Moreover, the Code rests on four premises which, too, are Gandhian. First, it was Gandhiji’s view that, apart from the fact that it is everyone’s duty to work for the general good of the community, even from the parochial point of view of a specific institution, say the press, service to the community is the best way for the institution to safeguard itself against assault: the best way for the press to safeguard its freedom is to take up issues which are of concern to the people so that when it is attacked the people feel that an instrument vital to their wellbeing is being undermined.
Constraints Within: Next, he taught that an institution, a movement grows not by the demands it makes on others but by the demands it makes on itself, on its members. This is specially true in the case of the press in India today because the operative constraints on it arise not from external sources but from within.

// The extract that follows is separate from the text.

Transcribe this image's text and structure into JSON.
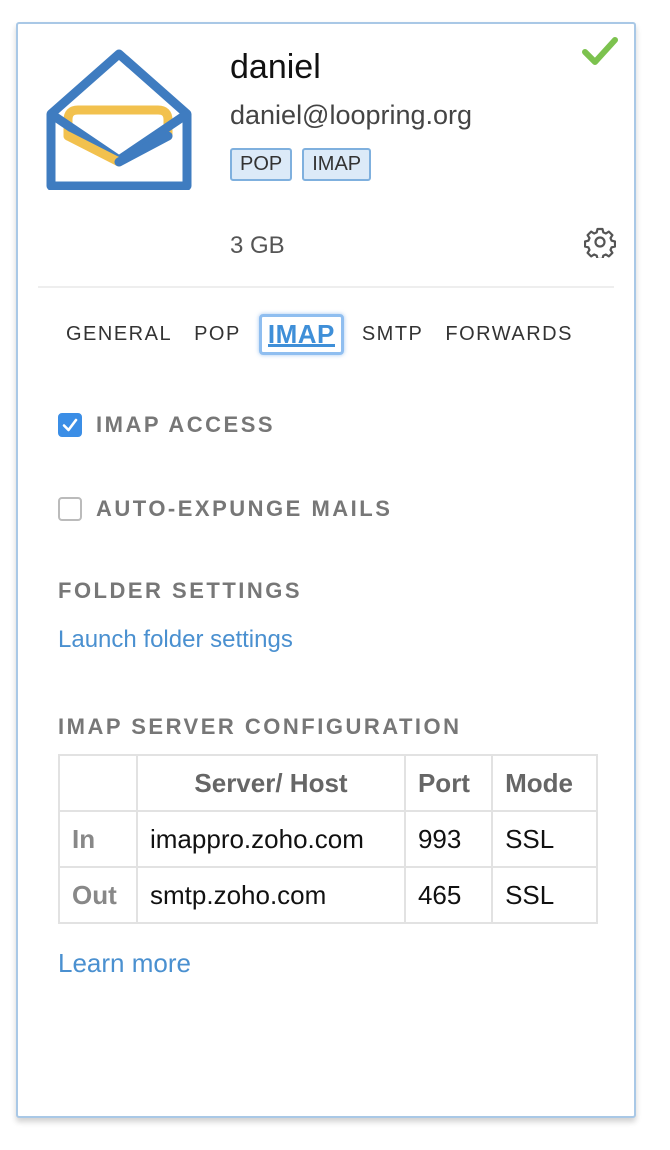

The third Gandhian premise on which the Code rests is that the formulation of rules of conduct, of norms should not be diluted because of some supposed notions of what is practical and what is not. If norms are thus diluted the battle will be lost even before it is begun. Euclid’s point without breadth or length, Gandhiji used to recall, is not realizable in practice and yet, he would say again and again, an entire geometry had been founded with it as a postulate; and what seems utopian today, he would say, comes to pass tomorrow.
Fourth, Gandhiji’s operational premise as well as his experience was that if a few abide by the ideal others are likely to follow suit. This is more likely to the case in a trade which is as much a public affair as the press. But while this was Gandhiji’s operational premise as well as his experience he would caution that one’s adherence to an ideal should not be governed by this possibility, by this prospect of results. Ideals are worth pursuing in themselves for their pursuit alone endows our work with meaning.
Finally, the Code is Gandhian in that almost each specific element of the Code is derived not just from reflecting upon the current state of the press but directly from Gandhiji’s writings on the press and related matters — in particular, from his writings during the Rowlatt agitation. The reader will perhaps have his favorite incident or passage from Gandhiji’s life and writings to which the elements can be directly traced. Thus, the watchword for pressmen must be introspection. The watchwords for readers must be skepticism. And for those who are working to transform our society the watchword must be the counsel that Gandhiji gave in his article about the Lokmanya ruling our hearts without pen and speech.
Article appeared in Public Union of Civil Liberties, Bulletin August, 1990